> _TASK DESCRIPTION_: For this task, retype the records below exactly.

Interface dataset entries
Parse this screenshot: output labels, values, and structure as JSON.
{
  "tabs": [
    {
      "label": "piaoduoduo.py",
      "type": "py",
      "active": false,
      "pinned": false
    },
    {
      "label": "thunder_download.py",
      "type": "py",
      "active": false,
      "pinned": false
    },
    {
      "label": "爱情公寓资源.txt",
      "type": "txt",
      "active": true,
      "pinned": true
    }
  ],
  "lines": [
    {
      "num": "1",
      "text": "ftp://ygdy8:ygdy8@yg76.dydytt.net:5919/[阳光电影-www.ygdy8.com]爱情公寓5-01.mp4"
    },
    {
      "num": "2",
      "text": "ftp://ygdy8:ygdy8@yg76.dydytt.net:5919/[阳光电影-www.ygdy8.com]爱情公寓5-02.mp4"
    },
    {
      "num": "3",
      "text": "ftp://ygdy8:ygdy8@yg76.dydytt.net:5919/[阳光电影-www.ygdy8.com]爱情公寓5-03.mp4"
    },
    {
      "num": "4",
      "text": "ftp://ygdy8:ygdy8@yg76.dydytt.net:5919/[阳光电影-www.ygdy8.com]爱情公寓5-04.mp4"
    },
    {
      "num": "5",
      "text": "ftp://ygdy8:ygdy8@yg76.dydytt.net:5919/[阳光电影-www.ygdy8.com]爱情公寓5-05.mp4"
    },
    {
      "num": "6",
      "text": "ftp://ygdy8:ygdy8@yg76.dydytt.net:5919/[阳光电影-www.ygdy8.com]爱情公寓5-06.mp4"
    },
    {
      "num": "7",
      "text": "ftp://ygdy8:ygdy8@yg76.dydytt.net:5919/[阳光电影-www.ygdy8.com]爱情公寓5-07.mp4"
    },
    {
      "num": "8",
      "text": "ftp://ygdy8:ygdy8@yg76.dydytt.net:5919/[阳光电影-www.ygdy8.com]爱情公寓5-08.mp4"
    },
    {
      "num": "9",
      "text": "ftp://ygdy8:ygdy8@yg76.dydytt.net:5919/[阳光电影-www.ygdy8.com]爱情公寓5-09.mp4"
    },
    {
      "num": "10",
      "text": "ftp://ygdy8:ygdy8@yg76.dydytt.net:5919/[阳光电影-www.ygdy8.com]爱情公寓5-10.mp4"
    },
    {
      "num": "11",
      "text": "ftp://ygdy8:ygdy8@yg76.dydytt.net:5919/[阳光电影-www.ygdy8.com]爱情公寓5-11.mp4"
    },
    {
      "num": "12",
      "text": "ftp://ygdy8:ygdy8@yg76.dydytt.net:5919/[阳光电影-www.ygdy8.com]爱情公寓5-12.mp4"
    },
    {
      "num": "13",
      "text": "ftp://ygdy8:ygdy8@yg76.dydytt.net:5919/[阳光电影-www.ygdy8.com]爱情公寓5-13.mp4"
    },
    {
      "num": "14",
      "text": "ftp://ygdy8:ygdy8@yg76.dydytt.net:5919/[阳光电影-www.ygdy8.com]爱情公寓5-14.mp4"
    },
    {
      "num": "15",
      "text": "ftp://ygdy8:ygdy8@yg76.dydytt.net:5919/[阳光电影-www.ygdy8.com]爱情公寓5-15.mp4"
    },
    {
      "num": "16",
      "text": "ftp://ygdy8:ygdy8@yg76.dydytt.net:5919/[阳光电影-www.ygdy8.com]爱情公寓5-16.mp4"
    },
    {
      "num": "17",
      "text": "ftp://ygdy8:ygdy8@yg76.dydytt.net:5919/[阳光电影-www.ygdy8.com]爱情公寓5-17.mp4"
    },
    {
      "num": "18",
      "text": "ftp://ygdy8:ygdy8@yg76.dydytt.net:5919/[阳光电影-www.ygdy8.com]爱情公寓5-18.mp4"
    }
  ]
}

> _SOLUTION FOR THIS TASK_:
Parse this screenshot: output labels, values, and structure as JSON.
{
  "tabs": [
    {
      "label": "piaoduoduo.py",
      "type": "py",
      "active": false,
      "pinned": false
    },
    {
      "label": "thunder_download.py",
      "type": "py",
      "active": false,
      "pinned": false
    },
    {
      "label": "爱情公寓资源.txt",
      "type": "txt",
      "active": true,
      "pinned": true
    }
  ],
  "lines": [
    {
      "num": "1",
      "text": "ftp://ygdy8:ygdy8@yg76.dydytt.net:5919/[阳光电影-www.ygdy8.com]爱情公寓5-01.mp4"
    },
    {
      "num": "2",
      "text": "ftp://ygdy8:ygdy8@yg76.dydytt.net:5919/[阳光电影-www.ygdy8.com]爱情公寓5-02.mp4"
    },
    {
      "num": "3",
      "text": "ftp://ygdy8:ygdy8@yg76.dydytt.net:5919/[阳光电影-www.ygdy8.com]爱情公寓5-03.mp4"
    },
    {
      "num": "4",
      "text": "ftp://ygdy8:ygdy8@yg76.dydytt.net:5919/[阳光电影-www.ygdy8.com]爱情公寓5-04.mp4"
    },
    {
      "num": "5",
      "text": "ftp://ygdy8:ygdy8@yg76.dydytt.net:5919/[阳光电影-www.ygdy8.com]爱情公寓5-05.mp4"
    },
    {
      "num": "6",
      "text": "ftp://ygdy8:ygdy8@yg76.dydytt.net:5919/[阳光电影-www.ygdy8.com]爱情公寓5-06.mp4"
    },
    {
      "num": "7",
      "text": "ftp://ygdy8:ygdy8@yg76.dydytt.net:5919/[阳光电影-www.ygdy8.com]爱情公寓5-07.mp4"
    },
    {
      "num": "8",
      "text": "ftp://ygdy8:ygdy8@yg76.dydytt.net:5919/[阳光电影-www.ygdy8.com]爱情公寓5-08.mp4"
    },
    {
      "num": "9",
      "text": "ftp://ygdy8:ygdy8@yg76.dydytt.net:5919/[阳光电影-www.ygdy8.com]爱情公寓5-09.mp4"
    },
    {
      "num": "10",
      "text": "ftp://ygdy8:ygdy8@yg76.dydytt.net:5919/[阳光电影-www.ygdy8.com]爱情公寓5-10.mp4"
    },
    {
      "num": "11",
      "text": "ftp://ygdy8:ygdy8@yg76.dydytt.net:5919/[阳光电影-www.ygdy8.com]爱情公寓5-11.mp4"
    },
    {
      "num": "12",
      "text": "ftp://ygdy8:ygdy8@yg76.dydytt.net:5919/[阳光电影-www.ygdy8.com]爱情公寓5-12.mp4"
    },
    {
      "num": "13",
      "text": "ftp://ygdy8:ygdy8@yg76.dydytt.net:5919/[阳光电影-www.ygdy8.com]爱情公寓5-13.mp4"
    },
    {
      "num": "14",
      "text": "ftp://ygdy8:ygdy8@yg76.dydytt.net:5919/[阳光电影-www.ygdy8.com]爱情公寓5-14.mp4"
    },
    {
      "num": "15",
      "text": "ftp://ygdy8:ygdy8@yg76.dydytt.net:5919/[阳光电影-www.ygdy8.com]爱情公寓5-15.mp4"
    },
    {
      "num": "16",
      "text": "ftp://ygdy8:ygdy8@yg76.dydytt.net:5919/[阳光电影-www.ygdy8.com]爱情公寓5-16.mp4"
    },
    {
      "num": "17",
      "text": "ftp://ygdy8:ygdy8@yg76.dydytt.net:5919/[阳光电影-www.ygdy8.com]爱情公寓5-17.mp4"
    },
    {
      "num": "18",
      "text": "ftp://ygdy8:ygdy8@yg76.dydytt.net:5919/[阳光电影-www.ygdy8.com]爱情公寓5-18.mp4"
    }
  ]
}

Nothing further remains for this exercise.